This is a question asked umpteen times ever since the movie hit theatres, a movie that is not just a reboot of a commercially successful series but also the launch vehicle of Universal’s Dark Universe, an ambitious sub-series by the global entertainment giant to tap into the ever-widening profitability net of comic book super-heroes (and super-villains), supernatural characters and obviously the all-eclipsing monsters.
Well, The Mummy of the previous generation was a bad movie series. It could work commercially because humour was an important part of this storytelling that the world is quite familiar with, palaces, kings, queens, princes, princesses, paramours, conspiracies, killings, tombs, mummies and pryramids.
And the natural inevitability – that how far can you go with a tellingly thin narrative – that any mummy is basically identified with Egypt’s Pyramids and some Egyptian royalty because of the controversial history surrounding them – so, a standalone chapter, or at best two can justify their arrival if they are given some good treatment.
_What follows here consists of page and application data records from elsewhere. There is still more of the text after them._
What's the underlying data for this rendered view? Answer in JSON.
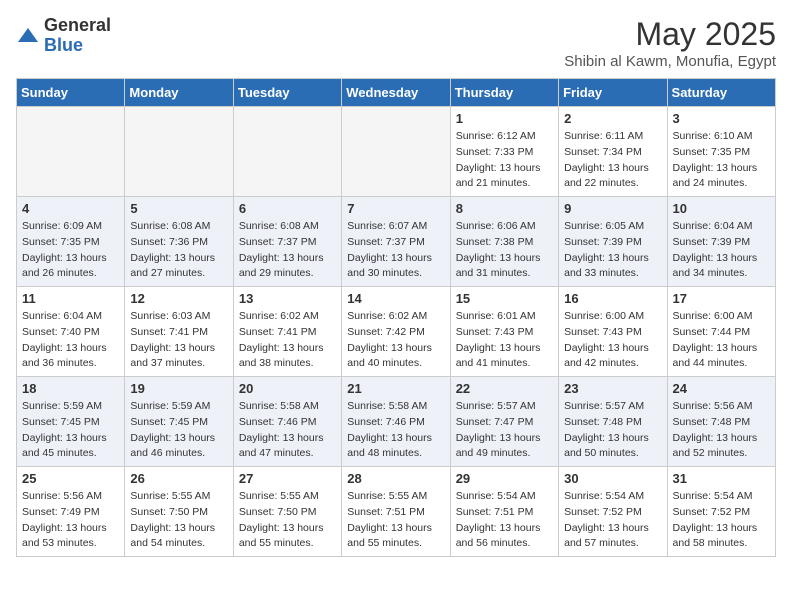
{
  "logo": {
    "general": "General",
    "blue": "Blue"
  },
  "header": {
    "month": "May 2025",
    "location": "Shibin al Kawm, Monufia, Egypt"
  },
  "days_of_week": [
    "Sunday",
    "Monday",
    "Tuesday",
    "Wednesday",
    "Thursday",
    "Friday",
    "Saturday"
  ],
  "weeks": [
    [
      {
        "day": "",
        "empty": true
      },
      {
        "day": "",
        "empty": true
      },
      {
        "day": "",
        "empty": true
      },
      {
        "day": "",
        "empty": true
      },
      {
        "day": "1",
        "sunrise": "6:12 AM",
        "sunset": "7:33 PM",
        "daylight": "13 hours and 21 minutes."
      },
      {
        "day": "2",
        "sunrise": "6:11 AM",
        "sunset": "7:34 PM",
        "daylight": "13 hours and 22 minutes."
      },
      {
        "day": "3",
        "sunrise": "6:10 AM",
        "sunset": "7:35 PM",
        "daylight": "13 hours and 24 minutes."
      }
    ],
    [
      {
        "day": "4",
        "sunrise": "6:09 AM",
        "sunset": "7:35 PM",
        "daylight": "13 hours and 26 minutes."
      },
      {
        "day": "5",
        "sunrise": "6:08 AM",
        "sunset": "7:36 PM",
        "daylight": "13 hours and 27 minutes."
      },
      {
        "day": "6",
        "sunrise": "6:08 AM",
        "sunset": "7:37 PM",
        "daylight": "13 hours and 29 minutes."
      },
      {
        "day": "7",
        "sunrise": "6:07 AM",
        "sunset": "7:37 PM",
        "daylight": "13 hours and 30 minutes."
      },
      {
        "day": "8",
        "sunrise": "6:06 AM",
        "sunset": "7:38 PM",
        "daylight": "13 hours and 31 minutes."
      },
      {
        "day": "9",
        "sunrise": "6:05 AM",
        "sunset": "7:39 PM",
        "daylight": "13 hours and 33 minutes."
      },
      {
        "day": "10",
        "sunrise": "6:04 AM",
        "sunset": "7:39 PM",
        "daylight": "13 hours and 34 minutes."
      }
    ],
    [
      {
        "day": "11",
        "sunrise": "6:04 AM",
        "sunset": "7:40 PM",
        "daylight": "13 hours and 36 minutes."
      },
      {
        "day": "12",
        "sunrise": "6:03 AM",
        "sunset": "7:41 PM",
        "daylight": "13 hours and 37 minutes."
      },
      {
        "day": "13",
        "sunrise": "6:02 AM",
        "sunset": "7:41 PM",
        "daylight": "13 hours and 38 minutes."
      },
      {
        "day": "14",
        "sunrise": "6:02 AM",
        "sunset": "7:42 PM",
        "daylight": "13 hours and 40 minutes."
      },
      {
        "day": "15",
        "sunrise": "6:01 AM",
        "sunset": "7:43 PM",
        "daylight": "13 hours and 41 minutes."
      },
      {
        "day": "16",
        "sunrise": "6:00 AM",
        "sunset": "7:43 PM",
        "daylight": "13 hours and 42 minutes."
      },
      {
        "day": "17",
        "sunrise": "6:00 AM",
        "sunset": "7:44 PM",
        "daylight": "13 hours and 44 minutes."
      }
    ],
    [
      {
        "day": "18",
        "sunrise": "5:59 AM",
        "sunset": "7:45 PM",
        "daylight": "13 hours and 45 minutes."
      },
      {
        "day": "19",
        "sunrise": "5:59 AM",
        "sunset": "7:45 PM",
        "daylight": "13 hours and 46 minutes."
      },
      {
        "day": "20",
        "sunrise": "5:58 AM",
        "sunset": "7:46 PM",
        "daylight": "13 hours and 47 minutes."
      },
      {
        "day": "21",
        "sunrise": "5:58 AM",
        "sunset": "7:46 PM",
        "daylight": "13 hours and 48 minutes."
      },
      {
        "day": "22",
        "sunrise": "5:57 AM",
        "sunset": "7:47 PM",
        "daylight": "13 hours and 49 minutes."
      },
      {
        "day": "23",
        "sunrise": "5:57 AM",
        "sunset": "7:48 PM",
        "daylight": "13 hours and 50 minutes."
      },
      {
        "day": "24",
        "sunrise": "5:56 AM",
        "sunset": "7:48 PM",
        "daylight": "13 hours and 52 minutes."
      }
    ],
    [
      {
        "day": "25",
        "sunrise": "5:56 AM",
        "sunset": "7:49 PM",
        "daylight": "13 hours and 53 minutes."
      },
      {
        "day": "26",
        "sunrise": "5:55 AM",
        "sunset": "7:50 PM",
        "daylight": "13 hours and 54 minutes."
      },
      {
        "day": "27",
        "sunrise": "5:55 AM",
        "sunset": "7:50 PM",
        "daylight": "13 hours and 55 minutes."
      },
      {
        "day": "28",
        "sunrise": "5:55 AM",
        "sunset": "7:51 PM",
        "daylight": "13 hours and 55 minutes."
      },
      {
        "day": "29",
        "sunrise": "5:54 AM",
        "sunset": "7:51 PM",
        "daylight": "13 hours and 56 minutes."
      },
      {
        "day": "30",
        "sunrise": "5:54 AM",
        "sunset": "7:52 PM",
        "daylight": "13 hours and 57 minutes."
      },
      {
        "day": "31",
        "sunrise": "5:54 AM",
        "sunset": "7:52 PM",
        "daylight": "13 hours and 58 minutes."
      }
    ]
  ]
}
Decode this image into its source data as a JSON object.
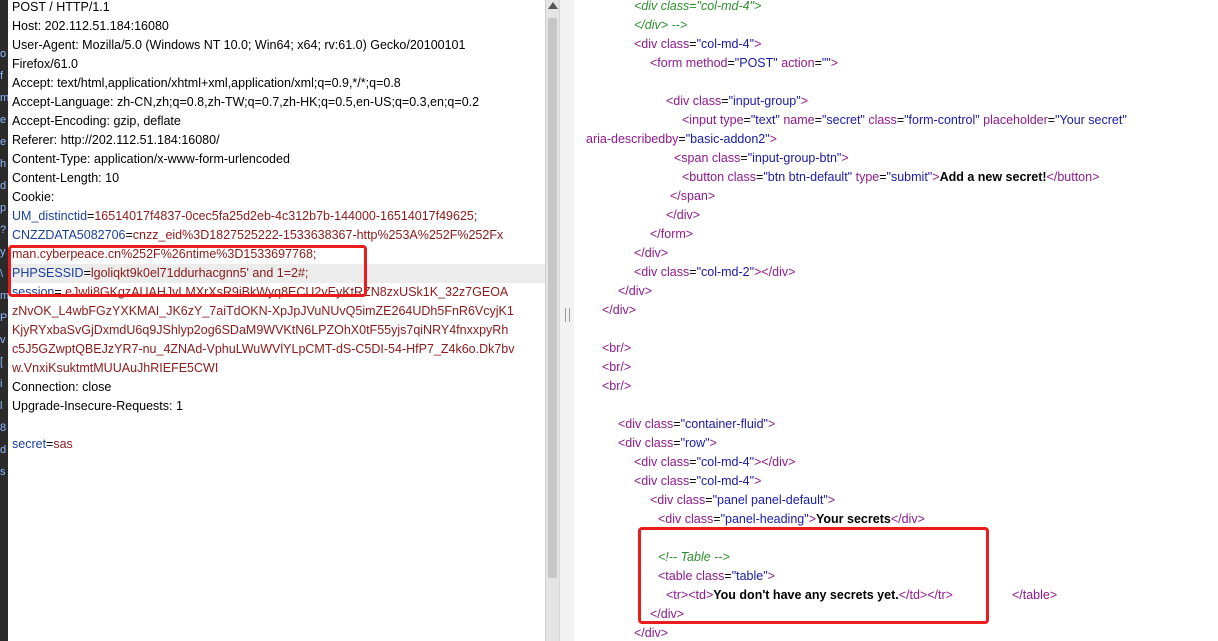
{
  "request": {
    "lines": [
      {
        "text": "POST / HTTP/1.1"
      },
      {
        "text": "Host: 202.112.51.184:16080"
      },
      {
        "text": "User-Agent: Mozilla/5.0 (Windows NT 10.0; Win64; x64; rv:61.0) Gecko/20100101"
      },
      {
        "text": "Firefox/61.0"
      },
      {
        "text": "Accept: text/html,application/xhtml+xml,application/xml;q=0.9,*/*;q=0.8"
      },
      {
        "text": "Accept-Language: zh-CN,zh;q=0.8,zh-TW;q=0.7,zh-HK;q=0.5,en-US;q=0.3,en;q=0.2"
      },
      {
        "text": "Accept-Encoding: gzip, deflate"
      },
      {
        "text": "Referer: http://202.112.51.184:16080/"
      },
      {
        "text": "Content-Type: application/x-www-form-urlencoded"
      },
      {
        "text": "Content-Length: 10"
      },
      {
        "text": "Cookie:"
      },
      {
        "key": "UM_distinctid",
        "val": "16514017f4837-0cec5fa25d2eb-4c312b7b-144000-16514017f49625;"
      },
      {
        "key": "CNZZDATA5082706",
        "val": "cnzz_eid%3D1827525222-1533638367-http%253A%252F%252Fx"
      },
      {
        "val": "man.cyberpeace.cn%252F%26ntime%3D1533697768;"
      },
      {
        "key": "PHPSESSID",
        "val": "lgoliqkt9k0el71ddurhacgnn5' and 1=2#;",
        "highlight": true
      },
      {
        "key": "session",
        "val": ".eJwli8GKgzAUAHJvLMXrXsR9iBkWyq8ECU2vEyKtRZN8zxUSk1K_32z7GEOA"
      },
      {
        "val": "zNvOK_L4wbFGzYXKMAI_JK6zY_7aiTdOKN-XpJpJVuNUvQ5imZE264UDh5FnR6VcyjK1"
      },
      {
        "val": "KjyRYxbaSvGjDxmdU6q9JShlyp2og6SDaM9WVKtN6LPZOhX0tF55yjs7qiNRY4fnxxpyRh"
      },
      {
        "val": "c5J5GZwptQBEJzYR7-nu_4ZNAd-VphuLWuWVlYLpCMT-dS-C5DI-54-HfP7_Z4k6o.Dk7bv"
      },
      {
        "val": "w.VnxiKsuktmtMUUAuJhRIEFE5CWI"
      },
      {
        "text": "Connection: close"
      },
      {
        "text": "Upgrade-Insecure-Requests: 1"
      },
      {
        "text": ""
      },
      {
        "key": "secret",
        "val": "sas"
      }
    ]
  },
  "source": {
    "lines": [
      {
        "indent": 60,
        "parts": [
          {
            "c": "cm",
            "t": "<div class=\"col-md-4\">"
          }
        ]
      },
      {
        "indent": 60,
        "parts": [
          {
            "c": "cm",
            "t": "</div> -->"
          }
        ]
      },
      {
        "indent": 60,
        "parts": [
          {
            "c": "tg",
            "t": "<div "
          },
          {
            "c": "at",
            "t": "class"
          },
          {
            "c": "eq",
            "t": "="
          },
          {
            "c": "av",
            "t": "\"col-md-4\""
          },
          {
            "c": "tg",
            "t": ">"
          }
        ]
      },
      {
        "indent": 76,
        "parts": [
          {
            "c": "tg",
            "t": "<form "
          },
          {
            "c": "at",
            "t": "method"
          },
          {
            "c": "eq",
            "t": "="
          },
          {
            "c": "av",
            "t": "\"POST\""
          },
          {
            "c": "at",
            "t": " action"
          },
          {
            "c": "eq",
            "t": "="
          },
          {
            "c": "av",
            "t": "\"\""
          },
          {
            "c": "tg",
            "t": ">"
          }
        ]
      },
      {
        "indent": 0,
        "parts": []
      },
      {
        "indent": 92,
        "parts": [
          {
            "c": "tg",
            "t": "<div "
          },
          {
            "c": "at",
            "t": "class"
          },
          {
            "c": "eq",
            "t": "="
          },
          {
            "c": "av",
            "t": "\"input-group\""
          },
          {
            "c": "tg",
            "t": ">"
          }
        ]
      },
      {
        "indent": 108,
        "parts": [
          {
            "c": "tg",
            "t": "<input "
          },
          {
            "c": "at",
            "t": "type"
          },
          {
            "c": "eq",
            "t": "="
          },
          {
            "c": "av",
            "t": "\"text\""
          },
          {
            "c": "at",
            "t": " name"
          },
          {
            "c": "eq",
            "t": "="
          },
          {
            "c": "av",
            "t": "\"secret\""
          },
          {
            "c": "at",
            "t": " class"
          },
          {
            "c": "eq",
            "t": "="
          },
          {
            "c": "av",
            "t": "\"form-control\""
          },
          {
            "c": "at",
            "t": " placeholder"
          },
          {
            "c": "eq",
            "t": "="
          },
          {
            "c": "av",
            "t": "\"Your secret\""
          }
        ]
      },
      {
        "indent": 12,
        "parts": [
          {
            "c": "at",
            "t": "aria-describedby"
          },
          {
            "c": "eq",
            "t": "="
          },
          {
            "c": "av",
            "t": "\"basic-addon2\""
          },
          {
            "c": "tg",
            "t": ">"
          }
        ]
      },
      {
        "indent": 100,
        "parts": [
          {
            "c": "tg",
            "t": "<span "
          },
          {
            "c": "at",
            "t": "class"
          },
          {
            "c": "eq",
            "t": "="
          },
          {
            "c": "av",
            "t": "\"input-group-btn\""
          },
          {
            "c": "tg",
            "t": ">"
          }
        ]
      },
      {
        "indent": 108,
        "parts": [
          {
            "c": "tg",
            "t": "<button "
          },
          {
            "c": "at",
            "t": "class"
          },
          {
            "c": "eq",
            "t": "="
          },
          {
            "c": "av",
            "t": "\"btn btn-default\""
          },
          {
            "c": "at",
            "t": " type"
          },
          {
            "c": "eq",
            "t": "="
          },
          {
            "c": "av",
            "t": "\"submit\""
          },
          {
            "c": "tg",
            "t": ">"
          },
          {
            "c": "tx",
            "t": "Add a new secret!"
          },
          {
            "c": "tg",
            "t": "</button>"
          }
        ]
      },
      {
        "indent": 96,
        "parts": [
          {
            "c": "tg",
            "t": "</span>"
          }
        ]
      },
      {
        "indent": 92,
        "parts": [
          {
            "c": "tg",
            "t": "</div>"
          }
        ]
      },
      {
        "indent": 76,
        "parts": [
          {
            "c": "tg",
            "t": "</form>"
          }
        ]
      },
      {
        "indent": 60,
        "parts": [
          {
            "c": "tg",
            "t": "</div>"
          }
        ]
      },
      {
        "indent": 60,
        "parts": [
          {
            "c": "tg",
            "t": "<div "
          },
          {
            "c": "at",
            "t": "class"
          },
          {
            "c": "eq",
            "t": "="
          },
          {
            "c": "av",
            "t": "\"col-md-2\""
          },
          {
            "c": "tg",
            "t": "></div>"
          }
        ]
      },
      {
        "indent": 44,
        "parts": [
          {
            "c": "tg",
            "t": "</div>"
          }
        ]
      },
      {
        "indent": 28,
        "parts": [
          {
            "c": "tg",
            "t": "</div>"
          }
        ]
      },
      {
        "indent": 0,
        "parts": []
      },
      {
        "indent": 28,
        "parts": [
          {
            "c": "tg",
            "t": "<br/>"
          }
        ]
      },
      {
        "indent": 28,
        "parts": [
          {
            "c": "tg",
            "t": "<br/>"
          }
        ]
      },
      {
        "indent": 28,
        "parts": [
          {
            "c": "tg",
            "t": "<br/>"
          }
        ]
      },
      {
        "indent": 0,
        "parts": []
      },
      {
        "indent": 44,
        "parts": [
          {
            "c": "tg",
            "t": "<div "
          },
          {
            "c": "at",
            "t": "class"
          },
          {
            "c": "eq",
            "t": "="
          },
          {
            "c": "av",
            "t": "\"container-fluid\""
          },
          {
            "c": "tg",
            "t": ">"
          }
        ]
      },
      {
        "indent": 44,
        "parts": [
          {
            "c": "tg",
            "t": "<div "
          },
          {
            "c": "at",
            "t": "class"
          },
          {
            "c": "eq",
            "t": "="
          },
          {
            "c": "av",
            "t": "\"row\""
          },
          {
            "c": "tg",
            "t": ">"
          }
        ]
      },
      {
        "indent": 60,
        "parts": [
          {
            "c": "tg",
            "t": "<div "
          },
          {
            "c": "at",
            "t": "class"
          },
          {
            "c": "eq",
            "t": "="
          },
          {
            "c": "av",
            "t": "\"col-md-4\""
          },
          {
            "c": "tg",
            "t": "></div>"
          }
        ]
      },
      {
        "indent": 60,
        "parts": [
          {
            "c": "tg",
            "t": "<div "
          },
          {
            "c": "at",
            "t": "class"
          },
          {
            "c": "eq",
            "t": "="
          },
          {
            "c": "av",
            "t": "\"col-md-4\""
          },
          {
            "c": "tg",
            "t": ">"
          }
        ]
      },
      {
        "indent": 76,
        "parts": [
          {
            "c": "tg",
            "t": "<div "
          },
          {
            "c": "at",
            "t": "class"
          },
          {
            "c": "eq",
            "t": "="
          },
          {
            "c": "av",
            "t": "\"panel panel-default\""
          },
          {
            "c": "tg",
            "t": ">"
          }
        ]
      },
      {
        "indent": 84,
        "parts": [
          {
            "c": "tg",
            "t": "<div "
          },
          {
            "c": "at",
            "t": "class"
          },
          {
            "c": "eq",
            "t": "="
          },
          {
            "c": "av",
            "t": "\"panel-heading\""
          },
          {
            "c": "tg",
            "t": ">"
          },
          {
            "c": "tx",
            "t": "Your secrets"
          },
          {
            "c": "tg",
            "t": "</div>"
          }
        ]
      },
      {
        "indent": 0,
        "parts": []
      },
      {
        "indent": 84,
        "parts": [
          {
            "c": "cm",
            "t": "<!-- Table -->"
          }
        ]
      },
      {
        "indent": 84,
        "parts": [
          {
            "c": "tg",
            "t": "<table "
          },
          {
            "c": "at",
            "t": "class"
          },
          {
            "c": "eq",
            "t": "="
          },
          {
            "c": "av",
            "t": "\"table\""
          },
          {
            "c": "tg",
            "t": ">"
          }
        ]
      },
      {
        "indent": 92,
        "parts": [
          {
            "c": "tg",
            "t": "<tr><td>"
          },
          {
            "c": "tx",
            "t": "You don't have any secrets yet."
          },
          {
            "c": "tg",
            "t": "</td></tr>"
          },
          {
            "c": "eq",
            "t": "                 "
          },
          {
            "c": "tg",
            "t": "</table>"
          }
        ]
      },
      {
        "indent": 76,
        "parts": [
          {
            "c": "tg",
            "t": "</div>"
          }
        ]
      },
      {
        "indent": 60,
        "parts": [
          {
            "c": "tg",
            "t": "</div>"
          }
        ]
      }
    ]
  },
  "strip_glyphs": [
    "o",
    "f",
    "m",
    "e",
    "e",
    "h",
    "d",
    "p",
    "?",
    "y",
    "\\",
    "m",
    "P",
    "v",
    "[",
    "i",
    "l",
    "8",
    "d",
    "s"
  ],
  "colors": {
    "highlight_box": "#ea1d1d",
    "key": "#1c3fa0",
    "value": "#8b1a1a"
  }
}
Even The Mummy’s previous incarnation had to look for other extensions beyond Egypt to keep the franchise lubricated beyond two but then it chose to suspend the movement beyond one more.
The latest Mummy has come to life after 2008, when the last movie of the series was released. The three previous Mummies were basically horror comedies to say best or if we say conservatively, they were action-comedy flicks which didn’t need star power but the treatment that could pull the viewer to the theatre. They were time-pass flicks running high on computer generated special effects. They didn’t need acting credentials for expressions or starry adrenaline for action sequences.
They simply needed a one point linear narrative that how to keep the viewer engaged for 100 minutes by producing a cocktail of commercial cinematic specs like comedy mixed with horror, special effects, good looking canvases and known mythological monsters. They were meant to entertain somehow. They were never meant to excel.
True, it can be argued that Tom Cruise is an entertainer and excellence in filmmaking is a reserved phenomenon. But he is certainly an actor who cannot, at this stage of his career, be associated with films that are meant to entertain somehow. He is a name. He is a star power. He is among the selected few names who are used to sell films.
So, the big question is, what made Tom Cruise pick The Mummy 2017, a poor reboot that fails to create the effect of its mediocre but commercially successful predecessors, especially when the film has failed to create box office magic? Reports say the film generated only $400 million against its overall budget of $250 million. And critical reception, well its flooded with all kinds of negative witticisms – plain, convoluted, satirical, humorous and even comical.